» Problem to work on
Every line below that holds the word "with" counts once; please tally them and give only the total.

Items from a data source
# # # # # # #

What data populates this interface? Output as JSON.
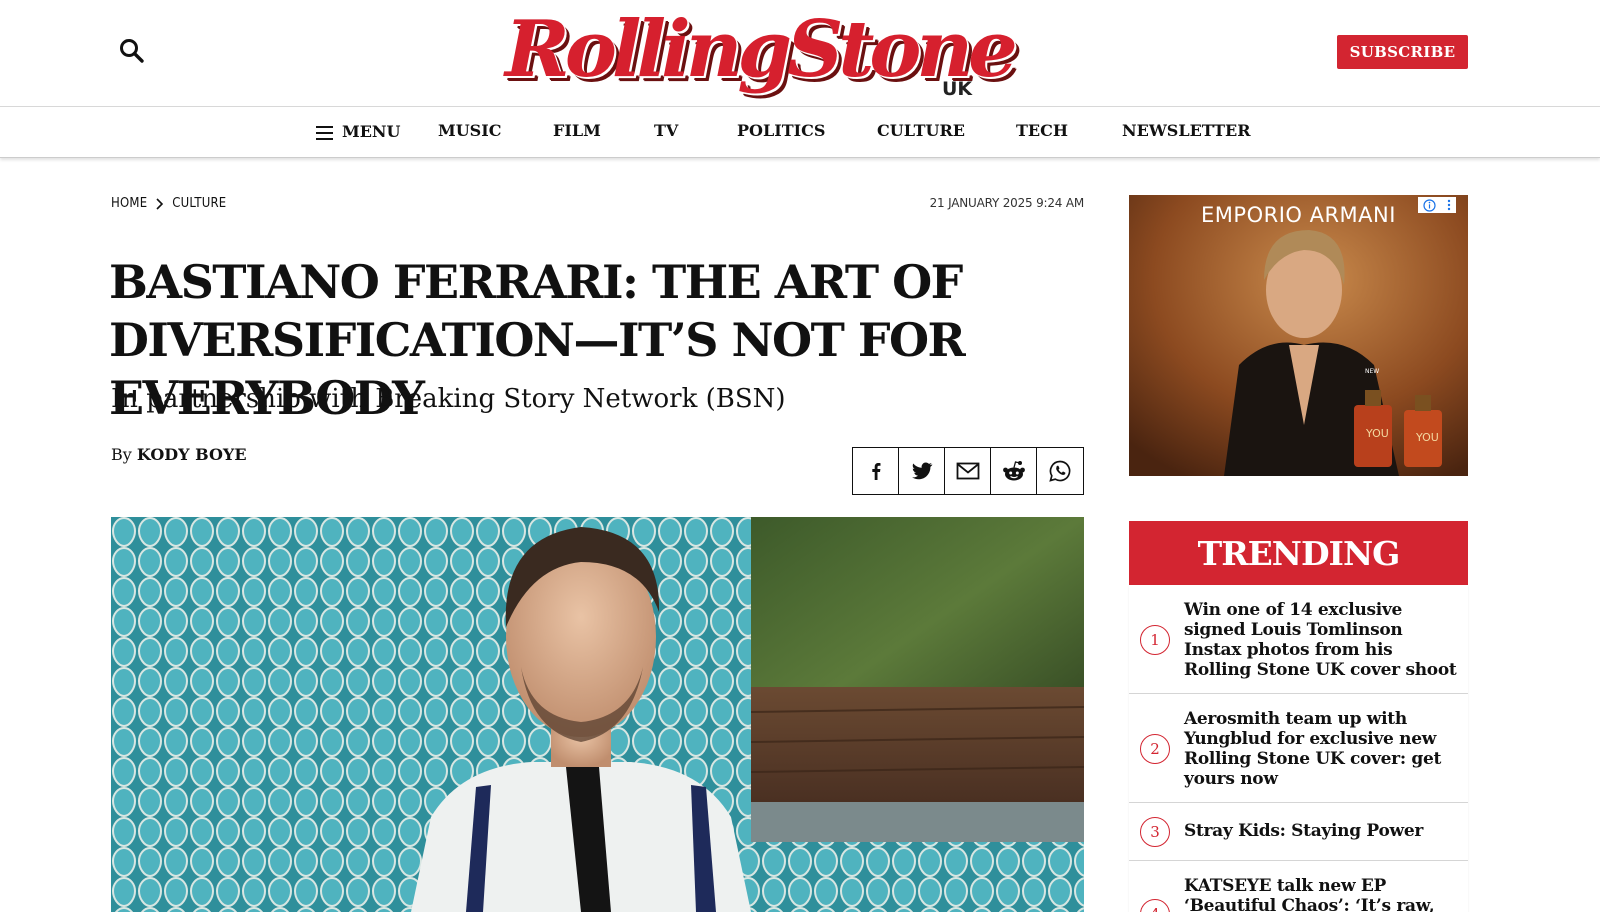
{
  "header": {
    "logo_text": "RollingStone",
    "logo_region": "UK",
    "subscribe_label": "SUBSCRIBE",
    "search_icon": "search-icon"
  },
  "nav": {
    "menu_label": "MENU",
    "items": [
      "MUSIC",
      "FILM",
      "TV",
      "POLITICS",
      "CULTURE",
      "TECH",
      "NEWSLETTER"
    ]
  },
  "breadcrumb": {
    "home": "HOME",
    "section": "CULTURE"
  },
  "article": {
    "date": "21 JANUARY 2025 9:24 AM",
    "headline": "BASTIANO FERRARI: THE ART OF DIVERSIFICATION—IT’S NOT FOR EVERYBODY",
    "subhead": "In partnership with Breaking Story Network (BSN)",
    "byline_prefix": "By",
    "author": "KODY BOYE"
  },
  "share": {
    "icons": [
      "facebook-icon",
      "twitter-icon",
      "email-icon",
      "reddit-icon",
      "whatsapp-icon"
    ]
  },
  "ad": {
    "brand": "EMPORIO ARMANI",
    "bottle_label": "YOU",
    "new_label": "NEW"
  },
  "trending": {
    "title": "TRENDING",
    "items": [
      {
        "num": "1",
        "title": "Win one of 14 exclusive signed Louis Tomlinson Instax photos from his Rolling Stone UK cover shoot"
      },
      {
        "num": "2",
        "title": "Aerosmith team up with Yungblud for exclusive new Rolling Stone UK cover: get yours now"
      },
      {
        "num": "3",
        "title": "Stray Kids: Staying Power"
      },
      {
        "num": "4",
        "title": "KATSEYE talk new EP ‘Beautiful Chaos’: ‘It’s raw,"
      }
    ]
  },
  "colors": {
    "brand_red": "#d32531",
    "text": "#111111"
  }
}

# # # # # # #

» Written answer
2